Among the many complex interactions between humans and water in the Ganges river basin, perhaps none is more awe-inspiring than the religious festival of Kumbh Mela, which every twelve years hosts the largest single-purpose gathering of people on the planet, with an estimated 2 million temporary residents and 100 million total visitors in 2013. In the following excerpt from his book "Ganges Water Machine: Designing New India's Ancient River," Anthony Acciavatti recounts the history of this spectacular event, as well as the smaller annual Magh Mela - and explains why even though it is temporary, the huge tent settlement that supports these festivals is not the "instant city" it is often described as, but instead a microcosm of settlement patterns across the whole Ganges.
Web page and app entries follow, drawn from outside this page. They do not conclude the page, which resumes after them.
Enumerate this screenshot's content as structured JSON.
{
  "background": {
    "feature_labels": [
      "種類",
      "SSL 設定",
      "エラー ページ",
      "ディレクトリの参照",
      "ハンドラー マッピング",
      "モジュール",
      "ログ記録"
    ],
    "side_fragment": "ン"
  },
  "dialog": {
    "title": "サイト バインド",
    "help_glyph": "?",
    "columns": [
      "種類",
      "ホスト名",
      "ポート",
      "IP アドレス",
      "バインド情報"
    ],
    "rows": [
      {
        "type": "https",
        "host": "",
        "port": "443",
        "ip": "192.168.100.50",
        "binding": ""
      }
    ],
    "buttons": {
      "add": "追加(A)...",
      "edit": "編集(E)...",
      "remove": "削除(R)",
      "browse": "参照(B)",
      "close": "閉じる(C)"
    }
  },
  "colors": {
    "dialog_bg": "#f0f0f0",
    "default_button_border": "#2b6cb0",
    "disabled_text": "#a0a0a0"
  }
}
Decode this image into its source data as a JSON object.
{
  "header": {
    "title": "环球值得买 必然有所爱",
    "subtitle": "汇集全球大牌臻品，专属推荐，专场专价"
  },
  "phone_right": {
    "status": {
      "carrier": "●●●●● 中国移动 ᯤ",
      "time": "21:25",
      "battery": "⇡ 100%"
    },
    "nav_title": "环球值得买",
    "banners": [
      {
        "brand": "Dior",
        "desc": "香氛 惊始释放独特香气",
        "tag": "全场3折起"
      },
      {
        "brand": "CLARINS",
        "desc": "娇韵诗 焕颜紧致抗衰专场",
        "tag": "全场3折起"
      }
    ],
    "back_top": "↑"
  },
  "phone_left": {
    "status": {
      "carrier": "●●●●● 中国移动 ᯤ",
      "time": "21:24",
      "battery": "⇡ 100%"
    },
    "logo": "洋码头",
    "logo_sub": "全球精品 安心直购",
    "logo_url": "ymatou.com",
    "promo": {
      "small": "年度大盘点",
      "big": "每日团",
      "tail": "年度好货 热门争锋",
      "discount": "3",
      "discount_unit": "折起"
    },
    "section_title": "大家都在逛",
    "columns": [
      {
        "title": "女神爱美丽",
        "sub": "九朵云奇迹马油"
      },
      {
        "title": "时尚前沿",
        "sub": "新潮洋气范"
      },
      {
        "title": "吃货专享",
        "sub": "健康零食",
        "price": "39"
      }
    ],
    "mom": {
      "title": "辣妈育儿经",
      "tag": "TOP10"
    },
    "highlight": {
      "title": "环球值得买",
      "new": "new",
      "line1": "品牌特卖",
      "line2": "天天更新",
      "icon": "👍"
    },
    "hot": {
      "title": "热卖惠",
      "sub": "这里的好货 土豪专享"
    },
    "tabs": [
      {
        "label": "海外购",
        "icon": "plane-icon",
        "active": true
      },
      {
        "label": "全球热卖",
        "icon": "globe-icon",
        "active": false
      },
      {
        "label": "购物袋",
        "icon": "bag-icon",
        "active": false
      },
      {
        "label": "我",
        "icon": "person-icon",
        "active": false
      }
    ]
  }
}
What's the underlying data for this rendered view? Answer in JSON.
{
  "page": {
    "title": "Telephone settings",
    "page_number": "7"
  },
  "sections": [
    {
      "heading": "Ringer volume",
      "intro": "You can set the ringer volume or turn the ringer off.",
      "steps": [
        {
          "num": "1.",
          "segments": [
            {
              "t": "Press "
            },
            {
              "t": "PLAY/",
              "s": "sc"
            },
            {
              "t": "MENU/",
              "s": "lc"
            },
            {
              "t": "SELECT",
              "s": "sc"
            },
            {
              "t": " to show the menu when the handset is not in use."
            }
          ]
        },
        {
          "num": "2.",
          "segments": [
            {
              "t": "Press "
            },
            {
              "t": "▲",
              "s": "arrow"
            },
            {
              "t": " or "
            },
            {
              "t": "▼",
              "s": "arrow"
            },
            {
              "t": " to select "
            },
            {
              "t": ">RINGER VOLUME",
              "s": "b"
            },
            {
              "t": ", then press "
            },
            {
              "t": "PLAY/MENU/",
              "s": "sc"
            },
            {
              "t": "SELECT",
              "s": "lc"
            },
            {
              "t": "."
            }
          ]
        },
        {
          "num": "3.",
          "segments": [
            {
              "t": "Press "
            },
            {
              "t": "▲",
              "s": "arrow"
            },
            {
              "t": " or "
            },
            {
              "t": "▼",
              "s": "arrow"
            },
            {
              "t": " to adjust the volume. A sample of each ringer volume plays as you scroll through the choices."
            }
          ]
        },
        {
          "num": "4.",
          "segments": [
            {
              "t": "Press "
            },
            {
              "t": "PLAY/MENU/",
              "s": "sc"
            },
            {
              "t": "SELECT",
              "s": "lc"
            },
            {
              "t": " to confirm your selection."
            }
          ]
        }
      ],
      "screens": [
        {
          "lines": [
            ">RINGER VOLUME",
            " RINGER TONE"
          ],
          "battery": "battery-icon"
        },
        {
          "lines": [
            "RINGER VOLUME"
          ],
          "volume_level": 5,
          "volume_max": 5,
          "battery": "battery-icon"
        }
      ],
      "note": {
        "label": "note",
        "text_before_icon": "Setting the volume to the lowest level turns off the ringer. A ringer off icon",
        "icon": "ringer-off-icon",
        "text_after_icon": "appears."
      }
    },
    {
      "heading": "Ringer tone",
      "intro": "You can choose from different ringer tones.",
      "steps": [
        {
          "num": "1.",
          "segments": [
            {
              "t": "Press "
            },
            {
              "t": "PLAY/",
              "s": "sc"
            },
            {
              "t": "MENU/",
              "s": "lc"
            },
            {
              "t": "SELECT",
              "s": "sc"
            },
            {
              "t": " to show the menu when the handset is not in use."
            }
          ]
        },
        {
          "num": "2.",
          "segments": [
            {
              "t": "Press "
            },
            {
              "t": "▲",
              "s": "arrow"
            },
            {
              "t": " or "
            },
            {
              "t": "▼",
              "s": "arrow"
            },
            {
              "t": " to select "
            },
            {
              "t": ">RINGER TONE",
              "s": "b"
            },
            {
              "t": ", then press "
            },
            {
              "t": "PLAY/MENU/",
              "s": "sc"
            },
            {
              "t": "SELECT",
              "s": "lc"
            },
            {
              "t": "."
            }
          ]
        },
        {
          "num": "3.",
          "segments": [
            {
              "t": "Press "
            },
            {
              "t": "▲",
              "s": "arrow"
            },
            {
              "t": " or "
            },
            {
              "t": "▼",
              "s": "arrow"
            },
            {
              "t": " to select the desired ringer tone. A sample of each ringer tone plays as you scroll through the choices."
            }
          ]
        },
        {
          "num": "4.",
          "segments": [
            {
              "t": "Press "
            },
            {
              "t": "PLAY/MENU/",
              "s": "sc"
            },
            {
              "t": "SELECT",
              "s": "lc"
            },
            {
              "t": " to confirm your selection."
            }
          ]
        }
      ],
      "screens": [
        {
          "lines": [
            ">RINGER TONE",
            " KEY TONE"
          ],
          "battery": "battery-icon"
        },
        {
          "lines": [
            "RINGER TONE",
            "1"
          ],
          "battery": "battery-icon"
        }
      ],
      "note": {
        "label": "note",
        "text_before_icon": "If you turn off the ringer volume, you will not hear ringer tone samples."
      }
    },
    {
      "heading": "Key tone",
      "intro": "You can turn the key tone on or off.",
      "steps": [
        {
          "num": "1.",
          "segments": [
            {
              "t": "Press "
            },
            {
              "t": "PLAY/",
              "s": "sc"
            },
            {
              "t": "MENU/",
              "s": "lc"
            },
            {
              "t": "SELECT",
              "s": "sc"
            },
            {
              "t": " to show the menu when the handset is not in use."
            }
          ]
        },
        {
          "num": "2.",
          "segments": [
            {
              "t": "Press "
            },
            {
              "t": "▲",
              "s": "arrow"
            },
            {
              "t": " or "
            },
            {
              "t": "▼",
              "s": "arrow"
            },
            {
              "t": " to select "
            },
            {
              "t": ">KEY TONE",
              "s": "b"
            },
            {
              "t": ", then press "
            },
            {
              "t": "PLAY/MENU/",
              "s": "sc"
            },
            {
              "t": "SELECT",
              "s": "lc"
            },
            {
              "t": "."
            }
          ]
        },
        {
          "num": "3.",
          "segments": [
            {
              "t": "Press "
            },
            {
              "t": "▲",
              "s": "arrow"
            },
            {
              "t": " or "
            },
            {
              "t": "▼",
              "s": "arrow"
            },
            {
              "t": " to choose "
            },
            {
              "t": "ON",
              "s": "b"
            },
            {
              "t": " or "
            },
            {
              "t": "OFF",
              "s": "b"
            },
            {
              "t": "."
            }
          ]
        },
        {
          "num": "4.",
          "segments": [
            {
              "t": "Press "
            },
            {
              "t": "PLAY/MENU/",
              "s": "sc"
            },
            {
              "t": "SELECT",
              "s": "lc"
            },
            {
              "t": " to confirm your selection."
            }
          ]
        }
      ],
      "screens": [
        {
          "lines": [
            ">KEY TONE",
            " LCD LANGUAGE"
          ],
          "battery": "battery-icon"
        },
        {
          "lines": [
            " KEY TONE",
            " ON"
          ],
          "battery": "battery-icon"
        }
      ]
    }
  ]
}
Dangling at the tip of the Ganga-Jamuna Doab, where the Lower Ganges Canal system terminates, the city of Allahabad overlooks the confluence of the Ganges and Jamuna rivers. While the Jamuna, to the south of the city, runs deep and narrow, the Ganges, to the north and east of the city, runs shallow and wide. Where these two rivers meet (and a third mythical river, the Saraswati), is known as the Triveni or Sangam, the most sacred site within Hinduism.
Every twelfth year, the sleepy university city of Allahabad is transformed into a colossal tent city populated by millions of pilgrims for the Kumbh Mela (literally Pitcher Celebration). And it all seems to happen so fast. After the deluge of the southwest monsoon (June-August), the waters of the Ganges and Jamuna slowly start to recede. A city grid is tattooed into the banks and shoals of the Ganges. Tents and temples pop up in October. Pontoon bridges stretch from one bank of the river to the other and pilgrims begin to arrive in January. Then come reporters and camera crews from all over the world, who come to document the life of what must at first appear to be the world’s largest Instant-Mega-City: a temporary tent city with the major infrastructure of a metropolis.